*** Data supplied Section Begins ***

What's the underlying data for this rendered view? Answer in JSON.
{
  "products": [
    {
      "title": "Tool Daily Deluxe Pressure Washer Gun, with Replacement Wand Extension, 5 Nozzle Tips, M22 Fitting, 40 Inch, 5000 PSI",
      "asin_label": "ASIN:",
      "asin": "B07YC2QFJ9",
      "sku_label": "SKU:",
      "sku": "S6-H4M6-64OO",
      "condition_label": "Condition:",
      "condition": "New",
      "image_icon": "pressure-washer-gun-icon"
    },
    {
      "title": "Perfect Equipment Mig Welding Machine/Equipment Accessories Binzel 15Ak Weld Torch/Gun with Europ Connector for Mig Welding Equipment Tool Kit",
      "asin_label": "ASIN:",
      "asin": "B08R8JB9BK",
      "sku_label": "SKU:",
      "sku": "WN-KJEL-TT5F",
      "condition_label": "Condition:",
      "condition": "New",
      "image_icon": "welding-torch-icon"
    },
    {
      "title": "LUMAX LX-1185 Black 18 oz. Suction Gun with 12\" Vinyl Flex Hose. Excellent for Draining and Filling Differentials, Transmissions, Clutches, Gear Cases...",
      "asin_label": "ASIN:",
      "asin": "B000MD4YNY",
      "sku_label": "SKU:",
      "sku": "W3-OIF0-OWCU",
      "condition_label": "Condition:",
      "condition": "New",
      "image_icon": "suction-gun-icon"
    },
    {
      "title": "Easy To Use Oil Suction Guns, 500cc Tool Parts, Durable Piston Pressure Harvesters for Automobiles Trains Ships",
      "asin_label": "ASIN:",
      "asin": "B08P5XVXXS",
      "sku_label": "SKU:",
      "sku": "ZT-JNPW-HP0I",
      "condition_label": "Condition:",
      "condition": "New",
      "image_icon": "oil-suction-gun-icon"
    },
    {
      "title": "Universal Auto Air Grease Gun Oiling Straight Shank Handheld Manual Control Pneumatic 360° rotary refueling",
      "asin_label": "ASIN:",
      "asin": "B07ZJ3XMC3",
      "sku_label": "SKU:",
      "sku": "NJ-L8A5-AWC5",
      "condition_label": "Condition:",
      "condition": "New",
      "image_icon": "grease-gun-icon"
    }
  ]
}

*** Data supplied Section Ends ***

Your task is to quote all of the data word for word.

| Your response |
What's the underlying data for this rendered view? Answer in JSON.
{
  "products": [
    {
      "title": "Tool Daily Deluxe Pressure Washer Gun, with Replacement Wand Extension, 5 Nozzle Tips, M22 Fitting, 40 Inch, 5000 PSI",
      "asin_label": "ASIN:",
      "asin": "B07YC2QFJ9",
      "sku_label": "SKU:",
      "sku": "S6-H4M6-64OO",
      "condition_label": "Condition:",
      "condition": "New",
      "image_icon": "pressure-washer-gun-icon"
    },
    {
      "title": "Perfect Equipment Mig Welding Machine/Equipment Accessories Binzel 15Ak Weld Torch/Gun with Europ Connector for Mig Welding Equipment Tool Kit",
      "asin_label": "ASIN:",
      "asin": "B08R8JB9BK",
      "sku_label": "SKU:",
      "sku": "WN-KJEL-TT5F",
      "condition_label": "Condition:",
      "condition": "New",
      "image_icon": "welding-torch-icon"
    },
    {
      "title": "LUMAX LX-1185 Black 18 oz. Suction Gun with 12\" Vinyl Flex Hose. Excellent for Draining and Filling Differentials, Transmissions, Clutches, Gear Cases...",
      "asin_label": "ASIN:",
      "asin": "B000MD4YNY",
      "sku_label": "SKU:",
      "sku": "W3-OIF0-OWCU",
      "condition_label": "Condition:",
      "condition": "New",
      "image_icon": "suction-gun-icon"
    },
    {
      "title": "Easy To Use Oil Suction Guns, 500cc Tool Parts, Durable Piston Pressure Harvesters for Automobiles Trains Ships",
      "asin_label": "ASIN:",
      "asin": "B08P5XVXXS",
      "sku_label": "SKU:",
      "sku": "ZT-JNPW-HP0I",
      "condition_label": "Condition:",
      "condition": "New",
      "image_icon": "oil-suction-gun-icon"
    },
    {
      "title": "Universal Auto Air Grease Gun Oiling Straight Shank Handheld Manual Control Pneumatic 360° rotary refueling",
      "asin_label": "ASIN:",
      "asin": "B07ZJ3XMC3",
      "sku_label": "SKU:",
      "sku": "NJ-L8A5-AWC5",
      "condition_label": "Condition:",
      "condition": "New",
      "image_icon": "grease-gun-icon"
    }
  ]
}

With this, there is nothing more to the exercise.